Last week I naively asked, “Will we fall victim to healthcare rationing?”

This week it seems like that’s the question global experts are asking, too.

The thing that scares me most about the coronavirus outbreak is the potential for an indefinite period of time where every day health services could be out of reach. Yes, the virus, itself, is scary, but what really gives me pause is the pressure weighing on the health system’s capacity.

Regardless of how you have gotten your news over the past few days, you’ve probably heard or seen the phrase “flatten the curve.”

Here’s the curve:

Chart, NYT

It’s a rough sketch of how collective cases during an epidemic can quickly overrun health services – the very thing happening in Northern Italy right now, just like it happened in Wuhan – compared with a controlled number of cases drawn out over time.

The New York Times explains it best:

“Think of the health care system capacity as a subway car that can only hold so many people at once. During rush hour, that capacity is not enough to handle the demand, so people must wait on the platform for their turn to ride. Staggering work hours diminishes the rush hour and increases the likelihood that you will get on the train and maybe even get a seat. Avoiding a surge of coronavirus cases can ensure that anyone who needs care will find it at the hospital.”

In Italy, The Atlantic reports that the subway car is bursting, and, well, it’s too hard for me to write about how they are triaging patients there. You can read the article if you want.

Flattening the curve protects the capacity of the health system.

Of course, the thing that is most unsettling when looking at the graph – whether it’s the huge amount of cases for a short period of time or relatively fewer cases over a longer period of time – is the distribution of risk for the elderly and the sick remains skewed. Until there is a functional vaccine or treatment, we rely on population health.

Maybe that’s what is a little scary. In the absence of herd immunity, the people with the highest risk for severe disease are reliant on people who don’t assume the same kind of risk for severe disease in the short term.

The coronavirus doesn’t live in a vacuum, though.

Hospital beds are already occupied for any number of reasons.

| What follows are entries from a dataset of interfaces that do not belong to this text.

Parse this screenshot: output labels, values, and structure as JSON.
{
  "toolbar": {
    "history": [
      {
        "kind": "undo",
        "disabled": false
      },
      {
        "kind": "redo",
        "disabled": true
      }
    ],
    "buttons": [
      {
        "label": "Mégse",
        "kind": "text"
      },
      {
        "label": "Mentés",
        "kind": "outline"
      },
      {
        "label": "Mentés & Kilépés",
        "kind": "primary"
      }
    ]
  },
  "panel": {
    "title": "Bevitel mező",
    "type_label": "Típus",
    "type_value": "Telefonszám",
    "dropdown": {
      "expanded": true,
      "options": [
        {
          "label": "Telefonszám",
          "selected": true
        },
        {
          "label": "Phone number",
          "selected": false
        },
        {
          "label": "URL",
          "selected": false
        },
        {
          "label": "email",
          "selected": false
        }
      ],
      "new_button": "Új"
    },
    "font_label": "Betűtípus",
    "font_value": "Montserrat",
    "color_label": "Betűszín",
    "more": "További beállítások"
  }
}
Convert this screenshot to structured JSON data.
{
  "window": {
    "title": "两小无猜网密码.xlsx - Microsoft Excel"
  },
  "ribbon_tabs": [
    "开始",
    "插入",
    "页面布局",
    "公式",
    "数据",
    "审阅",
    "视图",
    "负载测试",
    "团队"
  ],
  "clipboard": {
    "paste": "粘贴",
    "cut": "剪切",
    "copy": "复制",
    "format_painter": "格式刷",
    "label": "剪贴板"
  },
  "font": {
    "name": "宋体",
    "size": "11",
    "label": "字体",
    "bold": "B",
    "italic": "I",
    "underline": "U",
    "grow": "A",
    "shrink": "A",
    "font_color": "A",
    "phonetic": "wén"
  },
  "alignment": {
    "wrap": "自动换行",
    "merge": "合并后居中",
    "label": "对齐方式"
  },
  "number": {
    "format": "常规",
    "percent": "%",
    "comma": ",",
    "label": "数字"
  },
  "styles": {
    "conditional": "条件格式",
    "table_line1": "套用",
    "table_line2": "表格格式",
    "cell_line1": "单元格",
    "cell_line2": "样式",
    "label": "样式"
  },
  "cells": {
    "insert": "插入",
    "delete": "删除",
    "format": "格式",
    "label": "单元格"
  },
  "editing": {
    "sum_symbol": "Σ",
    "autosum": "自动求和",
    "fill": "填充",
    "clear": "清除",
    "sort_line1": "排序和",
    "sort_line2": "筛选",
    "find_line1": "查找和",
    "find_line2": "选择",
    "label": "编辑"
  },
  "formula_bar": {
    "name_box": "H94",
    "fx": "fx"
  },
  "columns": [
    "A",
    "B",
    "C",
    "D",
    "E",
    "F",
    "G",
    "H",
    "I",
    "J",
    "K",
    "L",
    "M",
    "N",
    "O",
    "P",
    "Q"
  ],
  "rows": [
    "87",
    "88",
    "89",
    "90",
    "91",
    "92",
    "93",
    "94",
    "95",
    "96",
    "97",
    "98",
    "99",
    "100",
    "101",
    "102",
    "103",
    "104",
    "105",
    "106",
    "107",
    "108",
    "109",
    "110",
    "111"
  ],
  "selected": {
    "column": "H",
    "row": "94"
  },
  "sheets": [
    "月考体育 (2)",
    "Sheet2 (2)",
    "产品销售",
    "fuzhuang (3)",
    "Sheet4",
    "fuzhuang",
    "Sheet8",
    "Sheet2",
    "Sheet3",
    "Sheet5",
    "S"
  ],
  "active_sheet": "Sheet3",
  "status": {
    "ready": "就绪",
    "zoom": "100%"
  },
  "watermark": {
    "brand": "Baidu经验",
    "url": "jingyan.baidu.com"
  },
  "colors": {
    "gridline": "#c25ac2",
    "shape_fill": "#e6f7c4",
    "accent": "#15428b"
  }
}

People, like those of us with CF or folks who break a bone or people who are reliant on dialysis or any number of medical needs, use all sorts of medical infrastructure. If the public doesn’t take steps to “mitigate” the spread of coronavirus, then the health services that we rely on could be bottlenecked, unreachable, or, in the worst case, offline as coronavirus patients become the only priority. The thought of developing a pulmonary exacerbation for any reason – maybe it’s the flu, the common cold or a new bacterial culture – during a time when those services aren’t readily available is almost unthinkable.

That’s why I am feeling anxious.

It feels like the world has changed in a matter of a week, and abrupt change is scary.

Hell… it feels like everything changed in the matter of a hours. From the president’s address to Tom Hanks telling the world he tested positive and the NBA suddenly having to suspend the season after an arena was evacuated because a player tested positive for COVID-19, everything is happening so quickly.

We all have to work together to flatten the curve. Yes, we will rely on the healthy population to do their part. I hope that the major turn in events tonight caught everyone’s attention. Yes, experts are saying it will get worse before it gets better. When you turn on the news or read another blog or article, know that. We will have to push through the storm together.

Continue to monitor messaging from CF organizations, the CDC, your CF clinics and medical centers. Hold each other up, work together, and remember, when it’s time to make a decision, do your best to be level headed and clear minded. The virus is here whether we like it or not, we’re going to have to take it on.